This sonnet was published in the Calcutta Review in October 1934. Two months earlier, Sri Aurobindo asked his secretary to type copies of this poem and three others (“The Other Earths”, “The World Game” and “Symbol Moon”) from the notebook in which they and others had been written.
This sonnet was published in the Calcutta Review in October 1934. Its first draft occurs just after the first draft of “Transformation”, which is dated 16 October 1933; thus it belongs, in all probability, to the year 1933.
Nirvana. August 1934. This sonnet was written while the texts of “Transformation” and “The Other Earths” were being prepared for publication in the Calcutta Review. It was published along with them in that journal in October 1934. There are two handwritten manuscripts and one typed manuscript of this poem.
Man the Thinking Animal. Circa 1934. Five handwritten manuscripts and one typed manuscript, the earliest contemporaneous with close-to-final drafts of “Transformation” and “The Other Earths”.
What opposites are here! A trivial life Specks the huge dream of Death called Matter; intense In its struggle of weakness towards omnipotence, A thinking mind starts from the unthinking strife In the order of the electric elements. Immortal life breathed in that monstrous death, A mystery of Knowledge wore as sheath Matter’s mute nescience. Read More
The Silver Call. Written on or before 25 April 1934 (when Sri Aurobindo quoted five lines in a letter to Dilip Kumar Roy); revised 1944. Five handwritten manuscripts and one typed manuscript; the first handwritten manuscript was written shortly after those of the two preceding sonnets. The original poem went through several versions, eventually becoming two, “The Silver Call” and “The Call of the Impossible”.
Evolution 1, a sonnet by Sri Aurobindo. Written in 1934, revised 1944. Five handwritten manuscripts and one typed manuscript. This poem and “The Silver Call” were often worked on together.
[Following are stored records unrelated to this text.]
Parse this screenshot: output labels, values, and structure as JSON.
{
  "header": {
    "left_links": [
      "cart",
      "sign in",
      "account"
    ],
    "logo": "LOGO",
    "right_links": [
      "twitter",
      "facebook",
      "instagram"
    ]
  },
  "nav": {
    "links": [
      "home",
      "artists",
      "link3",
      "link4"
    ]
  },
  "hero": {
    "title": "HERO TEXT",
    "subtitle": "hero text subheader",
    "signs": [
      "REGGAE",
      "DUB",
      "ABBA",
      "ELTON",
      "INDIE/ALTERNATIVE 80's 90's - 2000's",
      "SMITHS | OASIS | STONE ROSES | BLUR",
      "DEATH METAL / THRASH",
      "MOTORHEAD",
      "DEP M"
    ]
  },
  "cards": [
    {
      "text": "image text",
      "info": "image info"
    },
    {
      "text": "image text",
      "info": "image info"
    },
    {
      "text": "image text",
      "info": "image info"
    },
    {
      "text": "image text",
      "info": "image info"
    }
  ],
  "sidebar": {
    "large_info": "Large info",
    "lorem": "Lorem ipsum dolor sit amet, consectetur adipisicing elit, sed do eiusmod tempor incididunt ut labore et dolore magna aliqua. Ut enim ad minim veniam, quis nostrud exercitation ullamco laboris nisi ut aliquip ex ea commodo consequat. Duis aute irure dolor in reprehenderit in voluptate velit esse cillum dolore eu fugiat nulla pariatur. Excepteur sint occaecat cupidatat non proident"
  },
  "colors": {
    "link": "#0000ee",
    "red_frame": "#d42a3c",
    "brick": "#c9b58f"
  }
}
Recitation by Aravinda Maheshwari.
1934; revised subsequently. Four handwritten manuscripts and one typed manuscript. This poem began as a variant of “The Silver Call”: the first lines of the two poems were once identical — “There is a godhead in unrealised things” — and the first rhyming words remain the same even in the final versions.
A might no human will nor force can gain,
A knowledge seated in eternity,
A bliss beyond our struggle and our pain
Are the high pinnacles of our destiny …
“Rooted in mire heavenward man’s nature grows, —
His soul the dim bud of God’s flaming rose.”
….A little life wearing the flesh for robe,
A little mind winged through wide space to run.
It lived, it knew, it saw its self sublime,
Deathless, outmeasuring Space, outlasting Time.
“…Our truths discovered are but dust and trace
Of the eternal Energy in her race.”
What points ascending Nature to her goal?
’Tis not man’s lame transcribing intellect
With its carved figures rigid and erect
But the far subtle vision of his soul…”
“… An algebra of signs, a scheme of sense,
A symbol language without depth or wings,
A power to handle deftly outward things
Are our scant earnings of intelligence.”